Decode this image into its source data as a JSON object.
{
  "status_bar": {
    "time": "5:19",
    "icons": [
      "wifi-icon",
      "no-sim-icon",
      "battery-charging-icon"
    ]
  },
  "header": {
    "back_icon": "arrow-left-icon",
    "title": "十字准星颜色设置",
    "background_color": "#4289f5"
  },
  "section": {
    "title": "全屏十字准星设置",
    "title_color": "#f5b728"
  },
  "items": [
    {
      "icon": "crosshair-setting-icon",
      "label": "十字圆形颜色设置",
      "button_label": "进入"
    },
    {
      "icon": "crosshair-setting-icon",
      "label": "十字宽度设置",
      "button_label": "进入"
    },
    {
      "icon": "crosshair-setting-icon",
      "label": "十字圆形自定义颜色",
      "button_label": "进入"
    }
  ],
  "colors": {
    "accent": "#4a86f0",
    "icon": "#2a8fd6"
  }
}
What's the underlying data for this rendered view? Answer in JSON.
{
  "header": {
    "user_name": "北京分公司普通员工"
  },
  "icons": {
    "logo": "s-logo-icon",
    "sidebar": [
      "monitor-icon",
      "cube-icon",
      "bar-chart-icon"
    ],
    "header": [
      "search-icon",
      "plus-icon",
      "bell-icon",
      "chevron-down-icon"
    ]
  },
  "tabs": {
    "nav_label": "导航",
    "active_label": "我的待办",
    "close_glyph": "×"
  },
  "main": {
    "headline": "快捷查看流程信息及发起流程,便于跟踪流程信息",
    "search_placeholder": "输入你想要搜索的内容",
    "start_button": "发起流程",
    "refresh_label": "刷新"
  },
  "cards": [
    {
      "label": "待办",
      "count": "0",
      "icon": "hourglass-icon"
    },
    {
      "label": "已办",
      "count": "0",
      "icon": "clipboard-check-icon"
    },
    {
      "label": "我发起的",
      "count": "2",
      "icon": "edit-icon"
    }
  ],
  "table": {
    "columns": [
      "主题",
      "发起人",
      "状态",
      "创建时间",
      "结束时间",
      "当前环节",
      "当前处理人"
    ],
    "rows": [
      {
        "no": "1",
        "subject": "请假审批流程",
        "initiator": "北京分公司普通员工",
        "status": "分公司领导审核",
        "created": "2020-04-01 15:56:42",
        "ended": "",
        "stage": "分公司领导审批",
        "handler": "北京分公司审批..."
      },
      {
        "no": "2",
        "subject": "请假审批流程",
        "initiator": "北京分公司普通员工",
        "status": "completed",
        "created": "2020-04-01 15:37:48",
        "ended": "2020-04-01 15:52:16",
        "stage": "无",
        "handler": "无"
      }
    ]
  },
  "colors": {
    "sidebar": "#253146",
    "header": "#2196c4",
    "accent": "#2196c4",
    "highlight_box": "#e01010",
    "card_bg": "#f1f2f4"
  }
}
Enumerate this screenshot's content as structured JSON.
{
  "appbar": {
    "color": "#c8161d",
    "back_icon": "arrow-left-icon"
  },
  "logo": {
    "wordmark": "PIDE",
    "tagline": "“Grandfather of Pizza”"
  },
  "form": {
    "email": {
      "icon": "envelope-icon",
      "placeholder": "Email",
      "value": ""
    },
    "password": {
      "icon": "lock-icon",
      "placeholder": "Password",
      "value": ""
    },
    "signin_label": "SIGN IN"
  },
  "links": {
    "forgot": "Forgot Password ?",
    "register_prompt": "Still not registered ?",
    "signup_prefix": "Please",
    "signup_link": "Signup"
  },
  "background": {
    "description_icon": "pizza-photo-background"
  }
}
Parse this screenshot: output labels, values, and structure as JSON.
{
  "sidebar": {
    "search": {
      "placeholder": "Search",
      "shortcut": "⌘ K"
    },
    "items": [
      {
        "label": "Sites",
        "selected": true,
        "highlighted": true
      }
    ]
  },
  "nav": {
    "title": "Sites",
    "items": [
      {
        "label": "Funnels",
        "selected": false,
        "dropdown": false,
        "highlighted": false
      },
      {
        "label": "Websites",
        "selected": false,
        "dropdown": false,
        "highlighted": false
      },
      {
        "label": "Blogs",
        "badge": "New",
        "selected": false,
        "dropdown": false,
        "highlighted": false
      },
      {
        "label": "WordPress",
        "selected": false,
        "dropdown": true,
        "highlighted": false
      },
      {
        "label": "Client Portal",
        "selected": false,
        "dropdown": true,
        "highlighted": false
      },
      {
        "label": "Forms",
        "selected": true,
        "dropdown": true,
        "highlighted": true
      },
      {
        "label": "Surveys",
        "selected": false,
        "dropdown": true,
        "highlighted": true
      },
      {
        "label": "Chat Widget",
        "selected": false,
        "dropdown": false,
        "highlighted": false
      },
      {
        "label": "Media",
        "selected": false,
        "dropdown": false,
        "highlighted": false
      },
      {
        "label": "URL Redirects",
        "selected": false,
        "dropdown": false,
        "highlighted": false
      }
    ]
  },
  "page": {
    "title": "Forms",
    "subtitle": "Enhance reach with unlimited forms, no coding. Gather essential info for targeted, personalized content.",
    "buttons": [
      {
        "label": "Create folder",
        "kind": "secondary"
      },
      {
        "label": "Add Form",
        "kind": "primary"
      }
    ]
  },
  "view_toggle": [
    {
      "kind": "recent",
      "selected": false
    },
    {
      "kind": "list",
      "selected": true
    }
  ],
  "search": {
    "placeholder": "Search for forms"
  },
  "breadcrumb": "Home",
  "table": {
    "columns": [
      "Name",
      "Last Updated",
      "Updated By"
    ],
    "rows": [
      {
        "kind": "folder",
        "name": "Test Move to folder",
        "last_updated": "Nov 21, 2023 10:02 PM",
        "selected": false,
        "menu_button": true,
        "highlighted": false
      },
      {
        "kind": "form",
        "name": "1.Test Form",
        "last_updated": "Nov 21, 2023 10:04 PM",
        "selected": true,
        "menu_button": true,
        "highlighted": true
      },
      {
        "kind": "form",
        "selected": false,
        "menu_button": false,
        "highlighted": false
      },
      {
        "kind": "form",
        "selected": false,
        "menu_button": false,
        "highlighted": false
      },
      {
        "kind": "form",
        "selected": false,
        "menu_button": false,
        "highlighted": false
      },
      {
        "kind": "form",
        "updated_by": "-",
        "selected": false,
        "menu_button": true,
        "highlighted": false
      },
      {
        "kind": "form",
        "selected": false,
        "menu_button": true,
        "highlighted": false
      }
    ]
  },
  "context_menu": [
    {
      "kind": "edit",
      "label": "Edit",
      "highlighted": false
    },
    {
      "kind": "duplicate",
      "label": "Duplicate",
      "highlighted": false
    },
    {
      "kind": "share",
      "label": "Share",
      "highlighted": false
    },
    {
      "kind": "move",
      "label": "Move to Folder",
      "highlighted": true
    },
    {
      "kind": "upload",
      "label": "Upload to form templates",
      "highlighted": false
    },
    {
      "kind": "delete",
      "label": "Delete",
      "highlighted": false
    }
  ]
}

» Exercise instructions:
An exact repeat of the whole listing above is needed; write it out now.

» Task answer:
Decode this image into its source data as a JSON object.
{
  "status_bar": {
    "time": "5:19",
    "icons": [
      "wifi-icon",
      "no-sim-icon",
      "battery-charging-icon"
    ]
  },
  "header": {
    "back_icon": "arrow-left-icon",
    "title": "十字准星颜色设置",
    "background_color": "#4289f5"
  },
  "section": {
    "title": "全屏十字准星设置",
    "title_color": "#f5b728"
  },
  "items": [
    {
      "icon": "crosshair-setting-icon",
      "label": "十字圆形颜色设置",
      "button_label": "进入"
    },
    {
      "icon": "crosshair-setting-icon",
      "label": "十字宽度设置",
      "button_label": "进入"
    },
    {
      "icon": "crosshair-setting-icon",
      "label": "十字圆形自定义颜色",
      "button_label": "进入"
    }
  ],
  "colors": {
    "accent": "#4a86f0",
    "icon": "#2a8fd6"
  }
}
What's the underlying data for this rendered view? Answer in JSON.
{
  "header": {
    "user_name": "北京分公司普通员工"
  },
  "icons": {
    "logo": "s-logo-icon",
    "sidebar": [
      "monitor-icon",
      "cube-icon",
      "bar-chart-icon"
    ],
    "header": [
      "search-icon",
      "plus-icon",
      "bell-icon",
      "chevron-down-icon"
    ]
  },
  "tabs": {
    "nav_label": "导航",
    "active_label": "我的待办",
    "close_glyph": "×"
  },
  "main": {
    "headline": "快捷查看流程信息及发起流程,便于跟踪流程信息",
    "search_placeholder": "输入你想要搜索的内容",
    "start_button": "发起流程",
    "refresh_label": "刷新"
  },
  "cards": [
    {
      "label": "待办",
      "count": "0",
      "icon": "hourglass-icon"
    },
    {
      "label": "已办",
      "count": "0",
      "icon": "clipboard-check-icon"
    },
    {
      "label": "我发起的",
      "count": "2",
      "icon": "edit-icon"
    }
  ],
  "table": {
    "columns": [
      "主题",
      "发起人",
      "状态",
      "创建时间",
      "结束时间",
      "当前环节",
      "当前处理人"
    ],
    "rows": [
      {
        "no": "1",
        "subject": "请假审批流程",
        "initiator": "北京分公司普通员工",
        "status": "分公司领导审核",
        "created": "2020-04-01 15:56:42",
        "ended": "",
        "stage": "分公司领导审批",
        "handler": "北京分公司审批..."
      },
      {
        "no": "2",
        "subject": "请假审批流程",
        "initiator": "北京分公司普通员工",
        "status": "completed",
        "created": "2020-04-01 15:37:48",
        "ended": "2020-04-01 15:52:16",
        "stage": "无",
        "handler": "无"
      }
    ]
  },
  "colors": {
    "sidebar": "#253146",
    "header": "#2196c4",
    "accent": "#2196c4",
    "highlight_box": "#e01010",
    "card_bg": "#f1f2f4"
  }
}
Enumerate this screenshot's content as structured JSON.
{
  "appbar": {
    "color": "#c8161d",
    "back_icon": "arrow-left-icon"
  },
  "logo": {
    "wordmark": "PIDE",
    "tagline": "“Grandfather of Pizza”"
  },
  "form": {
    "email": {
      "icon": "envelope-icon",
      "placeholder": "Email",
      "value": ""
    },
    "password": {
      "icon": "lock-icon",
      "placeholder": "Password",
      "value": ""
    },
    "signin_label": "SIGN IN"
  },
  "links": {
    "forgot": "Forgot Password ?",
    "register_prompt": "Still not registered ?",
    "signup_prefix": "Please",
    "signup_link": "Signup"
  },
  "background": {
    "description_icon": "pizza-photo-background"
  }
}
Parse this screenshot: output labels, values, and structure as JSON.
{
  "sidebar": {
    "search": {
      "placeholder": "Search",
      "shortcut": "⌘ K"
    },
    "items": [
      {
        "label": "Sites",
        "selected": true,
        "highlighted": true
      }
    ]
  },
  "nav": {
    "title": "Sites",
    "items": [
      {
        "label": "Funnels",
        "selected": false,
        "dropdown": false,
        "highlighted": false
      },
      {
        "label": "Websites",
        "selected": false,
        "dropdown": false,
        "highlighted": false
      },
      {
        "label": "Blogs",
        "badge": "New",
        "selected": false,
        "dropdown": false,
        "highlighted": false
      },
      {
        "label": "WordPress",
        "selected": false,
        "dropdown": true,
        "highlighted": false
      },
      {
        "label": "Client Portal",
        "selected": false,
        "dropdown": true,
        "highlighted": false
      },
      {
        "label": "Forms",
        "selected": true,
        "dropdown": true,
        "highlighted": true
      },
      {
        "label": "Surveys",
        "selected": false,
        "dropdown": true,
        "highlighted": true
      },
      {
        "label": "Chat Widget",
        "selected": false,
        "dropdown": false,
        "highlighted": false
      },
      {
        "label": "Media",
        "selected": false,
        "dropdown": false,
        "highlighted": false
      },
      {
        "label": "URL Redirects",
        "selected": false,
        "dropdown": false,
        "highlighted": false
      }
    ]
  },
  "page": {
    "title": "Forms",
    "subtitle": "Enhance reach with unlimited forms, no coding. Gather essential info for targeted, personalized content.",
    "buttons": [
      {
        "label": "Create folder",
        "kind": "secondary"
      },
      {
        "label": "Add Form",
        "kind": "primary"
      }
    ]
  },
  "view_toggle": [
    {
      "kind": "recent",
      "selected": false
    },
    {
      "kind": "list",
      "selected": true
    }
  ],
  "search": {
    "placeholder": "Search for forms"
  },
  "breadcrumb": "Home",
  "table": {
    "columns": [
      "Name",
      "Last Updated",
      "Updated By"
    ],
    "rows": [
      {
        "kind": "folder",
        "name": "Test Move to folder",
        "last_updated": "Nov 21, 2023 10:02 PM",
        "selected": false,
        "menu_button": true,
        "highlighted": false
      },
      {
        "kind": "form",
        "name": "1.Test Form",
        "last_updated": "Nov 21, 2023 10:04 PM",
        "selected": true,
        "menu_button": true,
        "highlighted": true
      },
      {
        "kind": "form",
        "selected": false,
        "menu_button": false,
        "highlighted": false
      },
      {
        "kind": "form",
        "selected": false,
        "menu_button": false,
        "highlighted": false
      },
      {
        "kind": "form",
        "selected": false,
        "menu_button": false,
        "highlighted": false
      },
      {
        "kind": "form",
        "updated_by": "-",
        "selected": false,
        "menu_button": true,
        "highlighted": false
      },
      {
        "kind": "form",
        "selected": false,
        "menu_button": true,
        "highlighted": false
      }
    ]
  },
  "context_menu": [
    {
      "kind": "edit",
      "label": "Edit",
      "highlighted": false
    },
    {
      "kind": "duplicate",
      "label": "Duplicate",
      "highlighted": false
    },
    {
      "kind": "share",
      "label": "Share",
      "highlighted": false
    },
    {
      "kind": "move",
      "label": "Move to Folder",
      "highlighted": true
    },
    {
      "kind": "upload",
      "label": "Upload to form templates",
      "highlighted": false
    },
    {
      "kind": "delete",
      "label": "Delete",
      "highlighted": false
    }
  ]
}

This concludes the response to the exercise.